**What to work on**
The response should contain all of the records, copied exactly, and none of the images.

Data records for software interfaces
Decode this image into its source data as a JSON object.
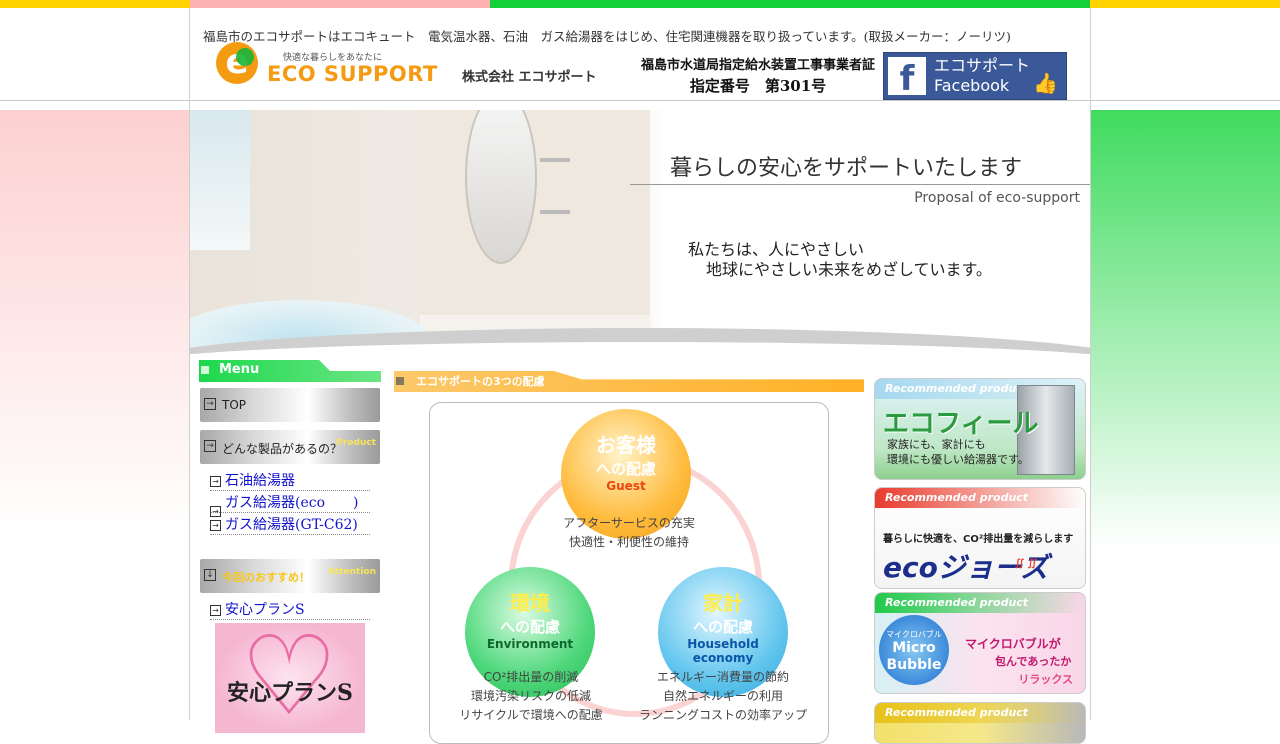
{
  "header": {
    "tagline": "福島市のエコサポートはエコキュート　電気温水器、石油　ガス給湯器をはじめ、住宅関連機器を取り扱っています。(取扱メーカー：ノーリツ)",
    "logo_mark": "e",
    "logo_subtitle": "快適な暮らしをあなたに",
    "logo_name": "ECO SUPPORT",
    "company": "株式会社 エコサポート",
    "cert_line1": "福島市水道局指定給水装置工事事業者証",
    "cert_line2": "指定番号　第301号",
    "facebook_mark": "f",
    "facebook_line1": "エコサポート",
    "facebook_line2": "Facebook"
  },
  "hero": {
    "title": "暮らしの安心をサポートいたします",
    "subtitle": "Proposal of eco-support",
    "message_line1": "私たちは、人にやさしい",
    "message_line2": "地球にやさしい未来をめざしています。"
  },
  "menu": {
    "heading": "Menu",
    "top_button": "TOP",
    "products_button": "どんな製品があるの？",
    "products_tag": "Product",
    "product_links": [
      "石油給湯器",
      "ガス給湯器(eco　　)",
      "ガス給湯器(GT-C62)"
    ],
    "recommend_button": "今回のおすすめ！",
    "recommend_tag": "Attention",
    "recommend_links": [
      "安心プランS"
    ],
    "plan_image_text": "安心プランS"
  },
  "section": {
    "heading": "エコサポートの3つの配慮",
    "guest": {
      "title": "お客様",
      "subtitle": "への配慮",
      "en": "Guest",
      "caption1": "アフターサービスの充実",
      "caption2": "快適性・利便性の維持"
    },
    "environment": {
      "title": "環境",
      "subtitle": "への配慮",
      "en": "Environment",
      "caption1": "CO²排出量の削減",
      "caption2": "環境汚染リスクの低減",
      "caption3": "リサイクルで環境への配慮"
    },
    "household": {
      "title": "家計",
      "subtitle": "への配慮",
      "en": "Household economy",
      "caption1": "エネルギー消費量の節約",
      "caption2": "自然エネルギーの利用",
      "caption3": "ランニングコストの効率アップ"
    }
  },
  "banners": {
    "recommended_label": "Recommended product",
    "ecofeel_title": "エコフィール",
    "ecofeel_line1": "家族にも、家計にも",
    "ecofeel_line2": "環境にも優しい給湯器です。",
    "ecojozu_line": "暮らしに快適を、CO²排出量を減らします",
    "ecojozu_title": "ecoジョーズ",
    "micro_line1": "マイクロバブル",
    "micro_line2": "Micro",
    "micro_line3": "Bubble",
    "micro_text1": "マイクロバブルが",
    "micro_text2": "包んであったか",
    "micro_text3": "リラックス"
  },
  "colors": {
    "top_yellow": "#ffd200",
    "top_pink": "#fbb1b1",
    "top_green": "#12cf3a",
    "link_blue": "#1111cc",
    "menu_green": "#1dd84c",
    "section_orange": "#ffb125"
  }
}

**Your response**
Decode this image into its source data as a JSON object.
{
  "header": {
    "tagline": "福島市のエコサポートはエコキュート　電気温水器、石油　ガス給湯器をはじめ、住宅関連機器を取り扱っています。(取扱メーカー：ノーリツ)",
    "logo_mark": "e",
    "logo_subtitle": "快適な暮らしをあなたに",
    "logo_name": "ECO SUPPORT",
    "company": "株式会社 エコサポート",
    "cert_line1": "福島市水道局指定給水装置工事事業者証",
    "cert_line2": "指定番号　第301号",
    "facebook_mark": "f",
    "facebook_line1": "エコサポート",
    "facebook_line2": "Facebook"
  },
  "hero": {
    "title": "暮らしの安心をサポートいたします",
    "subtitle": "Proposal of eco-support",
    "message_line1": "私たちは、人にやさしい",
    "message_line2": "地球にやさしい未来をめざしています。"
  },
  "menu": {
    "heading": "Menu",
    "top_button": "TOP",
    "products_button": "どんな製品があるの？",
    "products_tag": "Product",
    "product_links": [
      "石油給湯器",
      "ガス給湯器(eco　　)",
      "ガス給湯器(GT-C62)"
    ],
    "recommend_button": "今回のおすすめ！",
    "recommend_tag": "Attention",
    "recommend_links": [
      "安心プランS"
    ],
    "plan_image_text": "安心プランS"
  },
  "section": {
    "heading": "エコサポートの3つの配慮",
    "guest": {
      "title": "お客様",
      "subtitle": "への配慮",
      "en": "Guest",
      "caption1": "アフターサービスの充実",
      "caption2": "快適性・利便性の維持"
    },
    "environment": {
      "title": "環境",
      "subtitle": "への配慮",
      "en": "Environment",
      "caption1": "CO²排出量の削減",
      "caption2": "環境汚染リスクの低減",
      "caption3": "リサイクルで環境への配慮"
    },
    "household": {
      "title": "家計",
      "subtitle": "への配慮",
      "en": "Household economy",
      "caption1": "エネルギー消費量の節約",
      "caption2": "自然エネルギーの利用",
      "caption3": "ランニングコストの効率アップ"
    }
  },
  "banners": {
    "recommended_label": "Recommended product",
    "ecofeel_title": "エコフィール",
    "ecofeel_line1": "家族にも、家計にも",
    "ecofeel_line2": "環境にも優しい給湯器です。",
    "ecojozu_line": "暮らしに快適を、CO²排出量を減らします",
    "ecojozu_title": "ecoジョーズ",
    "micro_line1": "マイクロバブル",
    "micro_line2": "Micro",
    "micro_line3": "Bubble",
    "micro_text1": "マイクロバブルが",
    "micro_text2": "包んであったか",
    "micro_text3": "リラックス"
  },
  "colors": {
    "top_yellow": "#ffd200",
    "top_pink": "#fbb1b1",
    "top_green": "#12cf3a",
    "link_blue": "#1111cc",
    "menu_green": "#1dd84c",
    "section_orange": "#ffb125"
  }
}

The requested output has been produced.